:: REQUIRED ACTION ::
Output each record below exactly, leaving any picture out of the copy.

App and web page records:

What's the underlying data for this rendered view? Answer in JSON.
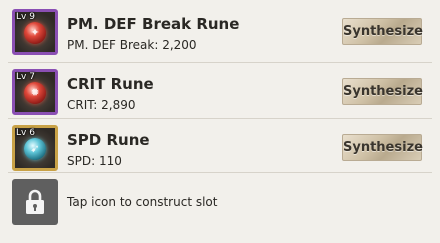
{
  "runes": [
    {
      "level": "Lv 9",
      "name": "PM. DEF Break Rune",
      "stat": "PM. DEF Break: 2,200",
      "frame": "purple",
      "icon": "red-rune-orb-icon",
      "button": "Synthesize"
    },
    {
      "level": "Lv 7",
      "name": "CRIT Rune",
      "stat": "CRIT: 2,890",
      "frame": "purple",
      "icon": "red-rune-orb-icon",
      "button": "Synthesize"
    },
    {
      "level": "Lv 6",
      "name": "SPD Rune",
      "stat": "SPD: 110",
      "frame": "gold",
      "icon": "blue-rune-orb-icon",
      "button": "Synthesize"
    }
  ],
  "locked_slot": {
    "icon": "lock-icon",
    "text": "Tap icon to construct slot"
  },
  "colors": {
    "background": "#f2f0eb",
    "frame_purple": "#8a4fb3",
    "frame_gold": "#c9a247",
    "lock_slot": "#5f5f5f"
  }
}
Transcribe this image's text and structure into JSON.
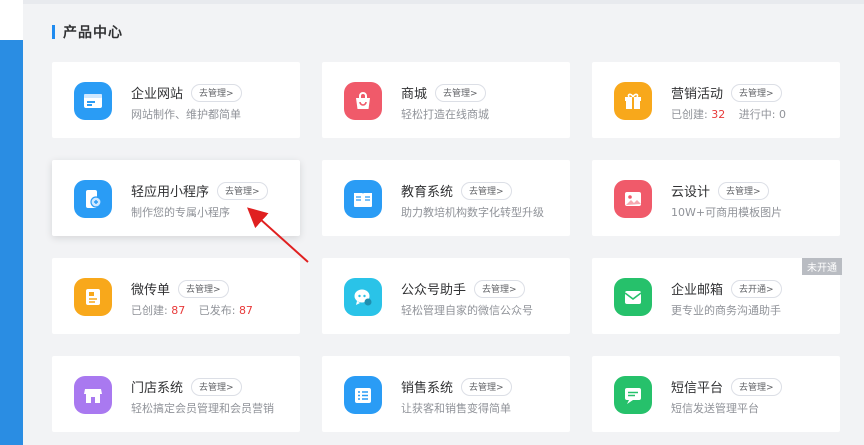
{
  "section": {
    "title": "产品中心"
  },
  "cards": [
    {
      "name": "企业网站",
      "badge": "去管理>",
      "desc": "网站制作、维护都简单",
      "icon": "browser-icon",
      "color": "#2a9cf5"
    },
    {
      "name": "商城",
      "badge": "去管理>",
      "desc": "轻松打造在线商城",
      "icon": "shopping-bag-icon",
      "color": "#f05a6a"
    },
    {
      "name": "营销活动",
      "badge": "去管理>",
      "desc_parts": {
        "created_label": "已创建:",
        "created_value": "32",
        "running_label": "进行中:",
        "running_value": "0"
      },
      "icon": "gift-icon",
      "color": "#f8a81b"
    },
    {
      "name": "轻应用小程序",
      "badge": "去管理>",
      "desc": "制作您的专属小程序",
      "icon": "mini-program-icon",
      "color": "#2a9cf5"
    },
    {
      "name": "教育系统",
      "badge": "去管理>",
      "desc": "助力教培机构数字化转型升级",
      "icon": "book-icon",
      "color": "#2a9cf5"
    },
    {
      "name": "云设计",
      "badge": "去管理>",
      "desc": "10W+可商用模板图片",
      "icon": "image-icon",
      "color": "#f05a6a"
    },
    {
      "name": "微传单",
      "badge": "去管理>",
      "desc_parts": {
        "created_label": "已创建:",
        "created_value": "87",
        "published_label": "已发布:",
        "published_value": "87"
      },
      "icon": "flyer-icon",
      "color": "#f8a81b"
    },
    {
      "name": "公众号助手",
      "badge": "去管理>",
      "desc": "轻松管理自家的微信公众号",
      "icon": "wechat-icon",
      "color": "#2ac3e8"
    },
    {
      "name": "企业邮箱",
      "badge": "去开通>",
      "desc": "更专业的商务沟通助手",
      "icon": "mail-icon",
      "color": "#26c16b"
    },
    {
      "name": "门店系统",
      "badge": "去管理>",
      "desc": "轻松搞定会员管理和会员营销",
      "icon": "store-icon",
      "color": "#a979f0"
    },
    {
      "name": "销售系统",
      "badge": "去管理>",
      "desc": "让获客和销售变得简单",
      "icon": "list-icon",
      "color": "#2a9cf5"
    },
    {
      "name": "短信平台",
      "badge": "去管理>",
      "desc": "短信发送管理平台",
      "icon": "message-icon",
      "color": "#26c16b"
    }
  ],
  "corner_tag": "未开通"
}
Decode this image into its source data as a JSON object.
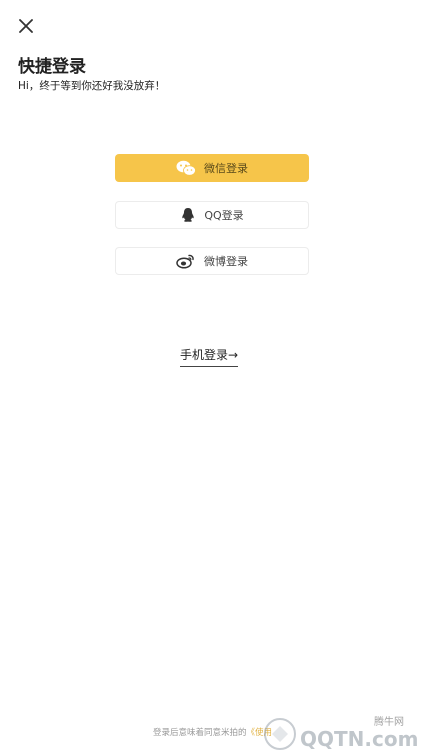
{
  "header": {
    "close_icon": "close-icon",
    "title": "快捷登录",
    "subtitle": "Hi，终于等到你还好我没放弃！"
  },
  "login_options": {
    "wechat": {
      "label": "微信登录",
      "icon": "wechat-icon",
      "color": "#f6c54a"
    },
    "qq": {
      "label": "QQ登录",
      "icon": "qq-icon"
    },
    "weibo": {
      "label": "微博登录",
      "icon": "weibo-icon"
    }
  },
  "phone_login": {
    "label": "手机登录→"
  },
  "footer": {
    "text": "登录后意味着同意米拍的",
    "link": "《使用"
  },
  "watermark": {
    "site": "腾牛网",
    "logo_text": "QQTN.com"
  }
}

:: RESPONSE ::
What's the underlying data for this rendered view? Answer in JSON.
{
  "runes": [
    {
      "level": "Lv 9",
      "name": "PM. DEF Break Rune",
      "stat": "PM. DEF Break: 2,200",
      "frame": "purple",
      "icon": "red-rune-orb-icon",
      "button": "Synthesize"
    },
    {
      "level": "Lv 7",
      "name": "CRIT Rune",
      "stat": "CRIT: 2,890",
      "frame": "purple",
      "icon": "red-rune-orb-icon",
      "button": "Synthesize"
    },
    {
      "level": "Lv 6",
      "name": "SPD Rune",
      "stat": "SPD: 110",
      "frame": "gold",
      "icon": "blue-rune-orb-icon",
      "button": "Synthesize"
    }
  ],
  "locked_slot": {
    "icon": "lock-icon",
    "text": "Tap icon to construct slot"
  },
  "colors": {
    "background": "#f2f0eb",
    "frame_purple": "#8a4fb3",
    "frame_gold": "#c9a247",
    "lock_slot": "#5f5f5f"
  }
}
Transcribe this image's text and structure into JSON.
{
  "section": {
    "title": "产品中心"
  },
  "cards": [
    {
      "name": "企业网站",
      "badge": "去管理>",
      "desc": "网站制作、维护都简单",
      "icon": "browser-icon",
      "color": "#2a9cf5"
    },
    {
      "name": "商城",
      "badge": "去管理>",
      "desc": "轻松打造在线商城",
      "icon": "shopping-bag-icon",
      "color": "#f05a6a"
    },
    {
      "name": "营销活动",
      "badge": "去管理>",
      "desc_parts": {
        "created_label": "已创建:",
        "created_value": "32",
        "running_label": "进行中:",
        "running_value": "0"
      },
      "icon": "gift-icon",
      "color": "#f8a81b"
    },
    {
      "name": "轻应用小程序",
      "badge": "去管理>",
      "desc": "制作您的专属小程序",
      "icon": "mini-program-icon",
      "color": "#2a9cf5"
    },
    {
      "name": "教育系统",
      "badge": "去管理>",
      "desc": "助力教培机构数字化转型升级",
      "icon": "book-icon",
      "color": "#2a9cf5"
    },
    {
      "name": "云设计",
      "badge": "去管理>",
      "desc": "10W+可商用模板图片",
      "icon": "image-icon",
      "color": "#f05a6a"
    },
    {
      "name": "微传单",
      "badge": "去管理>",
      "desc_parts": {
        "created_label": "已创建:",
        "created_value": "87",
        "published_label": "已发布:",
        "published_value": "87"
      },
      "icon": "flyer-icon",
      "color": "#f8a81b"
    },
    {
      "name": "公众号助手",
      "badge": "去管理>",
      "desc": "轻松管理自家的微信公众号",
      "icon": "wechat-icon",
      "color": "#2ac3e8"
    },
    {
      "name": "企业邮箱",
      "badge": "去开通>",
      "desc": "更专业的商务沟通助手",
      "icon": "mail-icon",
      "color": "#26c16b"
    },
    {
      "name": "门店系统",
      "badge": "去管理>",
      "desc": "轻松搞定会员管理和会员营销",
      "icon": "store-icon",
      "color": "#a979f0"
    },
    {
      "name": "销售系统",
      "badge": "去管理>",
      "desc": "让获客和销售变得简单",
      "icon": "list-icon",
      "color": "#2a9cf5"
    },
    {
      "name": "短信平台",
      "badge": "去管理>",
      "desc": "短信发送管理平台",
      "icon": "message-icon",
      "color": "#26c16b"
    }
  ],
  "corner_tag": "未开通"
}
Decode this image into its source data as a JSON object.
{
  "header": {
    "close_icon": "close-icon",
    "title": "快捷登录",
    "subtitle": "Hi，终于等到你还好我没放弃！"
  },
  "login_options": {
    "wechat": {
      "label": "微信登录",
      "icon": "wechat-icon",
      "color": "#f6c54a"
    },
    "qq": {
      "label": "QQ登录",
      "icon": "qq-icon"
    },
    "weibo": {
      "label": "微博登录",
      "icon": "weibo-icon"
    }
  },
  "phone_login": {
    "label": "手机登录→"
  },
  "footer": {
    "text": "登录后意味着同意米拍的",
    "link": "《使用"
  },
  "watermark": {
    "site": "腾牛网",
    "logo_text": "QQTN.com"
  }
}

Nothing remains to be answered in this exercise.